[Opening MATERIAL PROVIDED section]

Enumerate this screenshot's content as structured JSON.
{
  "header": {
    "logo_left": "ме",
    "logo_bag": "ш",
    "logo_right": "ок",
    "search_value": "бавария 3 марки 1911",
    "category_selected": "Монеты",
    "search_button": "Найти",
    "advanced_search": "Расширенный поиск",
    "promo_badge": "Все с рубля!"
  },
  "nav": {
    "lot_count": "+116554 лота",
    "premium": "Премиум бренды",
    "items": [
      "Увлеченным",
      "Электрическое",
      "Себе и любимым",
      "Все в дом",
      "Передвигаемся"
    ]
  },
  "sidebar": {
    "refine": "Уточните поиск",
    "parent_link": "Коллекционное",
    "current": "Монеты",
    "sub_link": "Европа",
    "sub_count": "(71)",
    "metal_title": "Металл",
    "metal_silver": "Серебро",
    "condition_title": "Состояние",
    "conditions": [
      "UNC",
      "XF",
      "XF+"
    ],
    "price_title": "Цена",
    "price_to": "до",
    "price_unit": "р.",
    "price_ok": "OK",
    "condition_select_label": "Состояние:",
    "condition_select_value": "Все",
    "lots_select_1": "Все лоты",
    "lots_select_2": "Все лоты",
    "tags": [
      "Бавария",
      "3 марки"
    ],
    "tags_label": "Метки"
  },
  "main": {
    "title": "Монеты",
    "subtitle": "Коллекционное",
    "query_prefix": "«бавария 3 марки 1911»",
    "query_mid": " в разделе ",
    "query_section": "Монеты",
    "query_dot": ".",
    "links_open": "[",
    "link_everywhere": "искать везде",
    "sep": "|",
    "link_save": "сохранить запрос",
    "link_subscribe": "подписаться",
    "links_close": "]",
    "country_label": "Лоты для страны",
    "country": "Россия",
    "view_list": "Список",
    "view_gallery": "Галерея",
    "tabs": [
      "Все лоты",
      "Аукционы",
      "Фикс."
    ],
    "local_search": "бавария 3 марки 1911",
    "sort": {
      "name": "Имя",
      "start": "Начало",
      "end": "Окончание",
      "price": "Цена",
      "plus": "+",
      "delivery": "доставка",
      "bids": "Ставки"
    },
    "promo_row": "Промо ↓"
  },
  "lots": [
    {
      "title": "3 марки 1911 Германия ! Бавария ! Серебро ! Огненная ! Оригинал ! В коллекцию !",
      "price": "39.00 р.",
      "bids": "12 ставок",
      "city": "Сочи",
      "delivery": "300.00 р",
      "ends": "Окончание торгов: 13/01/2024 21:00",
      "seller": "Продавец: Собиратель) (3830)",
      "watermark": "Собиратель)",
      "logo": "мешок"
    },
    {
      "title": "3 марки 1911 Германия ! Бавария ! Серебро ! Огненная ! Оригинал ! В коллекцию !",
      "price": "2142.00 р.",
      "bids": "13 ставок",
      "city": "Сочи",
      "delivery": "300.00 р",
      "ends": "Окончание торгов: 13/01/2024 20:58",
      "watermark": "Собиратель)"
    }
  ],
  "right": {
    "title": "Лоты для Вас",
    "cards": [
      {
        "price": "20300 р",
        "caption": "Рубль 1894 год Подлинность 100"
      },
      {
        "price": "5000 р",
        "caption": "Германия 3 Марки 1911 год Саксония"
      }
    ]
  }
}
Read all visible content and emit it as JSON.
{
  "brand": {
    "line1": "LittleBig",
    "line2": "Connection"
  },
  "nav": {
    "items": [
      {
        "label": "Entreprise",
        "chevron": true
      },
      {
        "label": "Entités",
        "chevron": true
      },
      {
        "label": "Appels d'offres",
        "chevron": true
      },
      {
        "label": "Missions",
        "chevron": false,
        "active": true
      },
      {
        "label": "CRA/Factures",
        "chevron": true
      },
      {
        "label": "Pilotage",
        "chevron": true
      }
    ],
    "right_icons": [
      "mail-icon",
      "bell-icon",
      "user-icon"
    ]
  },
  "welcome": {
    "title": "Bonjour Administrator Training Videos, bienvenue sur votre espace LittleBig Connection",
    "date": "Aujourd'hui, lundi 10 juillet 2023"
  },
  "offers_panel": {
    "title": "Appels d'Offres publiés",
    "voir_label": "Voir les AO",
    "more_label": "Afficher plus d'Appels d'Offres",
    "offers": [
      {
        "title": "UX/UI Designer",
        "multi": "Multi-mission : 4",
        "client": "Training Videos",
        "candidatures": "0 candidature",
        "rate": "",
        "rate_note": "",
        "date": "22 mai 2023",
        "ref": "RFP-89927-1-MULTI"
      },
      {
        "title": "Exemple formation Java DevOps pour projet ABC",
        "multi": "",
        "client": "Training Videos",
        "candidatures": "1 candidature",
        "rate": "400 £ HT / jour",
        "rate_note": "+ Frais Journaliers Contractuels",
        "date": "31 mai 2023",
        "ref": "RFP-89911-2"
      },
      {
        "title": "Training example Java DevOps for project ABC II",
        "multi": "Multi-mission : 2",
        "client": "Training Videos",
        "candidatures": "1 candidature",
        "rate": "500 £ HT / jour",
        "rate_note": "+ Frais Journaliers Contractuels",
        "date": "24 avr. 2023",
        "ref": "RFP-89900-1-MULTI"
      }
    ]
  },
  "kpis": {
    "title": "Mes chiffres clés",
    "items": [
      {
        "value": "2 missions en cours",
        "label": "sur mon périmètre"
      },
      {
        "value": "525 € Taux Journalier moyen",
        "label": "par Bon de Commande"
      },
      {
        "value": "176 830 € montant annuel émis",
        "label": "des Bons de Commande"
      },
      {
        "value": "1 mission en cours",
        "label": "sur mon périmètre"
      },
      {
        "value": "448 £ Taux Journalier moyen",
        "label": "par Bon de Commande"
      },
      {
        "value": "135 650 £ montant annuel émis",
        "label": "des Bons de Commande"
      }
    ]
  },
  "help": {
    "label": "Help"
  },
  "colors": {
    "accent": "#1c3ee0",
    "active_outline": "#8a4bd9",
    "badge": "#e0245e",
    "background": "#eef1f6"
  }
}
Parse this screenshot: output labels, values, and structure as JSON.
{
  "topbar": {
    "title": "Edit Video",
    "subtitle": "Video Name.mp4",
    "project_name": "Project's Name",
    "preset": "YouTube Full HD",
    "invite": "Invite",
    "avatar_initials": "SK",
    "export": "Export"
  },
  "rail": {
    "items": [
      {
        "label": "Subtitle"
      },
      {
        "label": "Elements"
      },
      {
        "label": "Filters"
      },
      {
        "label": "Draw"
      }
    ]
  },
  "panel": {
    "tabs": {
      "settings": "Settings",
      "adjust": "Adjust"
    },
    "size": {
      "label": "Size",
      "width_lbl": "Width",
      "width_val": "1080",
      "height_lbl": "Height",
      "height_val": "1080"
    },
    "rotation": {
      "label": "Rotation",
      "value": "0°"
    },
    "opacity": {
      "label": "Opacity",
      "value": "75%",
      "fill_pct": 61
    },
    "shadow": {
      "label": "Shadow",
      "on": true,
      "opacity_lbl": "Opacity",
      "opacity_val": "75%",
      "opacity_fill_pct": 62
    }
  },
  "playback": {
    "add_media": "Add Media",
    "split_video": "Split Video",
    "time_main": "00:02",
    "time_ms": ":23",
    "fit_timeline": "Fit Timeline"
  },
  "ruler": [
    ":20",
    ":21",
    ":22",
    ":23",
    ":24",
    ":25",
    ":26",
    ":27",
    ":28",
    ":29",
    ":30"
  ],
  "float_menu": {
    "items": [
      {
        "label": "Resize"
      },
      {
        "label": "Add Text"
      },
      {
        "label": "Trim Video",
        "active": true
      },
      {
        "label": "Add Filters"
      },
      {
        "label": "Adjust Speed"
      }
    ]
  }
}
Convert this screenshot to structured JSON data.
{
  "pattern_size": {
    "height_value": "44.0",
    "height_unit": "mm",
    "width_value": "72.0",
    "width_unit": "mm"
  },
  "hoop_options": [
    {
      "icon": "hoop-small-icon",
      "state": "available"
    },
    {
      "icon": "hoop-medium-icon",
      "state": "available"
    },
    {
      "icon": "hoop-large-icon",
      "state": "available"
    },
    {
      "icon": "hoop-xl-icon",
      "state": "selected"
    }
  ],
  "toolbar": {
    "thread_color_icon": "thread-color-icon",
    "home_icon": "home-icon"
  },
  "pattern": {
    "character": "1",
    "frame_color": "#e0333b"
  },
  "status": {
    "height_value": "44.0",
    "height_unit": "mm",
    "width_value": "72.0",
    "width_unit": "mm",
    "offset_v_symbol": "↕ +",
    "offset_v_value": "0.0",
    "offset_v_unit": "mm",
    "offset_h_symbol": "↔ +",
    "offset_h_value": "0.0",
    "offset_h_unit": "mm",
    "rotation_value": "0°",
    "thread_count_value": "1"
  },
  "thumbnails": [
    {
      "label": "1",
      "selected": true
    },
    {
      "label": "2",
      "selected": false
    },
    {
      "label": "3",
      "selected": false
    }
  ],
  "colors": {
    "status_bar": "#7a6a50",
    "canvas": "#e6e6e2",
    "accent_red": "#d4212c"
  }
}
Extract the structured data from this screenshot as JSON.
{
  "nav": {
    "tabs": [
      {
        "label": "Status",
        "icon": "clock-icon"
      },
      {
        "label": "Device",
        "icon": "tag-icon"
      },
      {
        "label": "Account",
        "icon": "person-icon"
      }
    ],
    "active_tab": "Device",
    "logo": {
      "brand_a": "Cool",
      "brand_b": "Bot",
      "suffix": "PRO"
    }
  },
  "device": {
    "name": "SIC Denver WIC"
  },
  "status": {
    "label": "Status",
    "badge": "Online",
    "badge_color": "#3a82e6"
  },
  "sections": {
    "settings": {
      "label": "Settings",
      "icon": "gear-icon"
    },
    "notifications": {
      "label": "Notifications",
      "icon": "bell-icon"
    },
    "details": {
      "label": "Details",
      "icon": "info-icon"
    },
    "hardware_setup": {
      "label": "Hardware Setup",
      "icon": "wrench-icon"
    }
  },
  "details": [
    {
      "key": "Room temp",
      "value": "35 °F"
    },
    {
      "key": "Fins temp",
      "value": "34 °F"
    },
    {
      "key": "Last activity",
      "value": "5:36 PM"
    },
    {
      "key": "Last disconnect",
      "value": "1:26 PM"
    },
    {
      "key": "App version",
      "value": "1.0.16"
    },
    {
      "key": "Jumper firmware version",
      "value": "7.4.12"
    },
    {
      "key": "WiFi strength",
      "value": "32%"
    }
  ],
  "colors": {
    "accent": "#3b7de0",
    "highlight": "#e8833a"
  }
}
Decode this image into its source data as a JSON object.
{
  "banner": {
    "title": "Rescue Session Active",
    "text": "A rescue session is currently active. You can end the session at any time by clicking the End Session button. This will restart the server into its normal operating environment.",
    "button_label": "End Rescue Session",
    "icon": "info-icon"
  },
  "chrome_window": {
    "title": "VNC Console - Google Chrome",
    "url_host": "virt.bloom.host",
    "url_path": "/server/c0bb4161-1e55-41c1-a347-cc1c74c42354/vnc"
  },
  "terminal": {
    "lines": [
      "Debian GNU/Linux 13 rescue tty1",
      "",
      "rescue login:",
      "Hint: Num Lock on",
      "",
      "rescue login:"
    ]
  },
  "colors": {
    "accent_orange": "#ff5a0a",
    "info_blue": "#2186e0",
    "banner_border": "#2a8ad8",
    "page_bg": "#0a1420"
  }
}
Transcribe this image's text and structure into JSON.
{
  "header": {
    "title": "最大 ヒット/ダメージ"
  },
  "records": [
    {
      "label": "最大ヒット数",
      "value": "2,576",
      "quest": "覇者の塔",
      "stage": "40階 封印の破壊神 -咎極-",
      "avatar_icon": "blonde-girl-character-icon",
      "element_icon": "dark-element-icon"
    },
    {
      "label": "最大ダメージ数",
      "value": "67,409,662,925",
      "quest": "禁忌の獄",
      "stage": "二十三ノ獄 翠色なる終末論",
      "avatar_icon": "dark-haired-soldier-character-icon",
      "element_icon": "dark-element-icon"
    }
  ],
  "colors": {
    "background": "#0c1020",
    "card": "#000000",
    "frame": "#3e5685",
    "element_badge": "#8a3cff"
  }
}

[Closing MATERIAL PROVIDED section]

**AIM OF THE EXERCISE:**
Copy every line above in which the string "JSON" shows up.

**COMPLETED EXERCISE:**
Enumerate this screenshot's content as structured JSON.
Read all visible content and emit it as JSON.
Parse this screenshot: output labels, values, and structure as JSON.
Convert this screenshot to structured JSON data.
Extract the structured data from this screenshot as JSON.
Decode this image into its source data as a JSON object.
Transcribe this image's text and structure into JSON.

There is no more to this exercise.